• What is required: From the first line to the last, write out the material exactly.

• Available data:
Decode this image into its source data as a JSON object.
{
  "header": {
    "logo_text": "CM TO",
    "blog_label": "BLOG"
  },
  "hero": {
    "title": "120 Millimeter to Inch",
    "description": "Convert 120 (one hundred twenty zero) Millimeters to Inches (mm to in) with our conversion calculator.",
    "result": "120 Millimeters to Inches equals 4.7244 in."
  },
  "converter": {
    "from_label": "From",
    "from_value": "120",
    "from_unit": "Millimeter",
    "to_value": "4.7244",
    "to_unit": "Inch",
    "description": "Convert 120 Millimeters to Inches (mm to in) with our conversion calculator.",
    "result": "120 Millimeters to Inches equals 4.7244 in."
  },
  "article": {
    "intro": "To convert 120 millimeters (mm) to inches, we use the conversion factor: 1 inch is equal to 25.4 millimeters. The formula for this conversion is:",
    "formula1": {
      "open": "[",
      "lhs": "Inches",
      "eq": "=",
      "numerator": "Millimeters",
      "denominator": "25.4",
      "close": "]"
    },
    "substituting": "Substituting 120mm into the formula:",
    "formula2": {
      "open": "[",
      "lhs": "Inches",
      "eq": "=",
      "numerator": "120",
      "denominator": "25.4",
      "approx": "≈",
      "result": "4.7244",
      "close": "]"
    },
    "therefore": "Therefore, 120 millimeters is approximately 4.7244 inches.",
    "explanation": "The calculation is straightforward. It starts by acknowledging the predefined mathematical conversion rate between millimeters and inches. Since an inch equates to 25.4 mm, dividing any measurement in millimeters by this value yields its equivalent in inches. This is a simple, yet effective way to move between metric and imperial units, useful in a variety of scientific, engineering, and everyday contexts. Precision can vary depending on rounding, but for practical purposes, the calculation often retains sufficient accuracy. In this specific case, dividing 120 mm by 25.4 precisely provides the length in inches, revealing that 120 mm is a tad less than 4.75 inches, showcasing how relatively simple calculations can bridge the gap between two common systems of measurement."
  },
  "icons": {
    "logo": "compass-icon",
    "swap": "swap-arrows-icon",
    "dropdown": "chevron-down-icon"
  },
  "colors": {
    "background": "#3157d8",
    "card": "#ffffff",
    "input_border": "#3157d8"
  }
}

• Solution for this task:
Decode this image into its source data as a JSON object.
{
  "header": {
    "logo_text": "CM TO",
    "blog_label": "BLOG"
  },
  "hero": {
    "title": "120 Millimeter to Inch",
    "description": "Convert 120 (one hundred twenty zero) Millimeters to Inches (mm to in) with our conversion calculator.",
    "result": "120 Millimeters to Inches equals 4.7244 in."
  },
  "converter": {
    "from_label": "From",
    "from_value": "120",
    "from_unit": "Millimeter",
    "to_value": "4.7244",
    "to_unit": "Inch",
    "description": "Convert 120 Millimeters to Inches (mm to in) with our conversion calculator.",
    "result": "120 Millimeters to Inches equals 4.7244 in."
  },
  "article": {
    "intro": "To convert 120 millimeters (mm) to inches, we use the conversion factor: 1 inch is equal to 25.4 millimeters. The formula for this conversion is:",
    "formula1": {
      "open": "[",
      "lhs": "Inches",
      "eq": "=",
      "numerator": "Millimeters",
      "denominator": "25.4",
      "close": "]"
    },
    "substituting": "Substituting 120mm into the formula:",
    "formula2": {
      "open": "[",
      "lhs": "Inches",
      "eq": "=",
      "numerator": "120",
      "denominator": "25.4",
      "approx": "≈",
      "result": "4.7244",
      "close": "]"
    },
    "therefore": "Therefore, 120 millimeters is approximately 4.7244 inches.",
    "explanation": "The calculation is straightforward. It starts by acknowledging the predefined mathematical conversion rate between millimeters and inches. Since an inch equates to 25.4 mm, dividing any measurement in millimeters by this value yields its equivalent in inches. This is a simple, yet effective way to move between metric and imperial units, useful in a variety of scientific, engineering, and everyday contexts. Precision can vary depending on rounding, but for practical purposes, the calculation often retains sufficient accuracy. In this specific case, dividing 120 mm by 25.4 precisely provides the length in inches, revealing that 120 mm is a tad less than 4.75 inches, showcasing how relatively simple calculations can bridge the gap between two common systems of measurement."
  },
  "icons": {
    "logo": "compass-icon",
    "swap": "swap-arrows-icon",
    "dropdown": "chevron-down-icon"
  },
  "colors": {
    "background": "#3157d8",
    "card": "#ffffff",
    "input_border": "#3157d8"
  }
}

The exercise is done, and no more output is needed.